Print, exactly and completely, the data that appears below.

Dataset extract.

********************

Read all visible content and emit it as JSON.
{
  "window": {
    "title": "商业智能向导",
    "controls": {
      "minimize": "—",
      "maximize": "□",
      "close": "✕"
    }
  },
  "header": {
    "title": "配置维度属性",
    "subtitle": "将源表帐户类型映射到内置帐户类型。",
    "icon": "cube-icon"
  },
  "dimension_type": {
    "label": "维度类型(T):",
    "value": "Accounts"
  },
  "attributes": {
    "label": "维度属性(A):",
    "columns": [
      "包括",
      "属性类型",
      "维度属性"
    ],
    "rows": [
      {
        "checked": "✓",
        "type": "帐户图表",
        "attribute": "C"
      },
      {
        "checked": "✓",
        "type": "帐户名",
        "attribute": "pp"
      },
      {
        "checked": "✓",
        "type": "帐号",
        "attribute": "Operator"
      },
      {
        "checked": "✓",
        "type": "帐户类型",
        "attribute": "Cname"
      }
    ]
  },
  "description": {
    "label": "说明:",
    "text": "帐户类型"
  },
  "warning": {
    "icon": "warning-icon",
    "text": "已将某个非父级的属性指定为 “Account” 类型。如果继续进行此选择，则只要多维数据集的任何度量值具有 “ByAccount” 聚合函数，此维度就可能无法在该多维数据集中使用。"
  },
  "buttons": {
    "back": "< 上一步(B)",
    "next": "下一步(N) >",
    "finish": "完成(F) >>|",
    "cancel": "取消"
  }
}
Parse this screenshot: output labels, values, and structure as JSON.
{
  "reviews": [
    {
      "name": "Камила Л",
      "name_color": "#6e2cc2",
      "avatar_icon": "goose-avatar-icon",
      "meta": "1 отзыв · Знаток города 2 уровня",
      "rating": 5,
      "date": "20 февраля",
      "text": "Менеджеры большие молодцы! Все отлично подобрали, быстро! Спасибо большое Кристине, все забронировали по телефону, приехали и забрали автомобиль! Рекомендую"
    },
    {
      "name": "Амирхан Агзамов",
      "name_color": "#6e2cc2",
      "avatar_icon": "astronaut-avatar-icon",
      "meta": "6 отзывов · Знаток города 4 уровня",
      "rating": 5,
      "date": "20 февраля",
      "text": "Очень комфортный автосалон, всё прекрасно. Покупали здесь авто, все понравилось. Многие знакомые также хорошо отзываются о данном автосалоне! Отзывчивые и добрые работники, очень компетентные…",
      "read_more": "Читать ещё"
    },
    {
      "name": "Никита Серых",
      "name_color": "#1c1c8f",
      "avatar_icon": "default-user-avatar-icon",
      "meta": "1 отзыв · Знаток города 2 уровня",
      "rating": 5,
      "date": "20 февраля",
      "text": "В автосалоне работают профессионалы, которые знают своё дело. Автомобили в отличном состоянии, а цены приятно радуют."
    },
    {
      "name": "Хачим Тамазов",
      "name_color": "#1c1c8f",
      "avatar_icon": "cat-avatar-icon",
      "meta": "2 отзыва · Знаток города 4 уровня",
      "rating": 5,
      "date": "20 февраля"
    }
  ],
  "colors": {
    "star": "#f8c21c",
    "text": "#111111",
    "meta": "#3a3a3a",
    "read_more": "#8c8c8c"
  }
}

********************

Task answer.
Read all visible content and emit it as JSON.
{
  "window": {
    "title": "商业智能向导",
    "controls": {
      "minimize": "—",
      "maximize": "□",
      "close": "✕"
    }
  },
  "header": {
    "title": "配置维度属性",
    "subtitle": "将源表帐户类型映射到内置帐户类型。",
    "icon": "cube-icon"
  },
  "dimension_type": {
    "label": "维度类型(T):",
    "value": "Accounts"
  },
  "attributes": {
    "label": "维度属性(A):",
    "columns": [
      "包括",
      "属性类型",
      "维度属性"
    ],
    "rows": [
      {
        "checked": "✓",
        "type": "帐户图表",
        "attribute": "C"
      },
      {
        "checked": "✓",
        "type": "帐户名",
        "attribute": "pp"
      },
      {
        "checked": "✓",
        "type": "帐号",
        "attribute": "Operator"
      },
      {
        "checked": "✓",
        "type": "帐户类型",
        "attribute": "Cname"
      }
    ]
  },
  "description": {
    "label": "说明:",
    "text": "帐户类型"
  },
  "warning": {
    "icon": "warning-icon",
    "text": "已将某个非父级的属性指定为 “Account” 类型。如果继续进行此选择，则只要多维数据集的任何度量值具有 “ByAccount” 聚合函数，此维度就可能无法在该多维数据集中使用。"
  },
  "buttons": {
    "back": "< 上一步(B)",
    "next": "下一步(N) >",
    "finish": "完成(F) >>|",
    "cancel": "取消"
  }
}
Parse this screenshot: output labels, values, and structure as JSON.
{
  "reviews": [
    {
      "name": "Камила Л",
      "name_color": "#6e2cc2",
      "avatar_icon": "goose-avatar-icon",
      "meta": "1 отзыв · Знаток города 2 уровня",
      "rating": 5,
      "date": "20 февраля",
      "text": "Менеджеры большие молодцы! Все отлично подобрали, быстро! Спасибо большое Кристине, все забронировали по телефону, приехали и забрали автомобиль! Рекомендую"
    },
    {
      "name": "Амирхан Агзамов",
      "name_color": "#6e2cc2",
      "avatar_icon": "astronaut-avatar-icon",
      "meta": "6 отзывов · Знаток города 4 уровня",
      "rating": 5,
      "date": "20 февраля",
      "text": "Очень комфортный автосалон, всё прекрасно. Покупали здесь авто, все понравилось. Многие знакомые также хорошо отзываются о данном автосалоне! Отзывчивые и добрые работники, очень компетентные…",
      "read_more": "Читать ещё"
    },
    {
      "name": "Никита Серых",
      "name_color": "#1c1c8f",
      "avatar_icon": "default-user-avatar-icon",
      "meta": "1 отзыв · Знаток города 2 уровня",
      "rating": 5,
      "date": "20 февраля",
      "text": "В автосалоне работают профессионалы, которые знают своё дело. Автомобили в отличном состоянии, а цены приятно радуют."
    },
    {
      "name": "Хачим Тамазов",
      "name_color": "#1c1c8f",
      "avatar_icon": "cat-avatar-icon",
      "meta": "2 отзыва · Знаток города 4 уровня",
      "rating": 5,
      "date": "20 февраля"
    }
  ],
  "colors": {
    "star": "#f8c21c",
    "text": "#111111",
    "meta": "#3a3a3a",
    "read_more": "#8c8c8c"
  }
}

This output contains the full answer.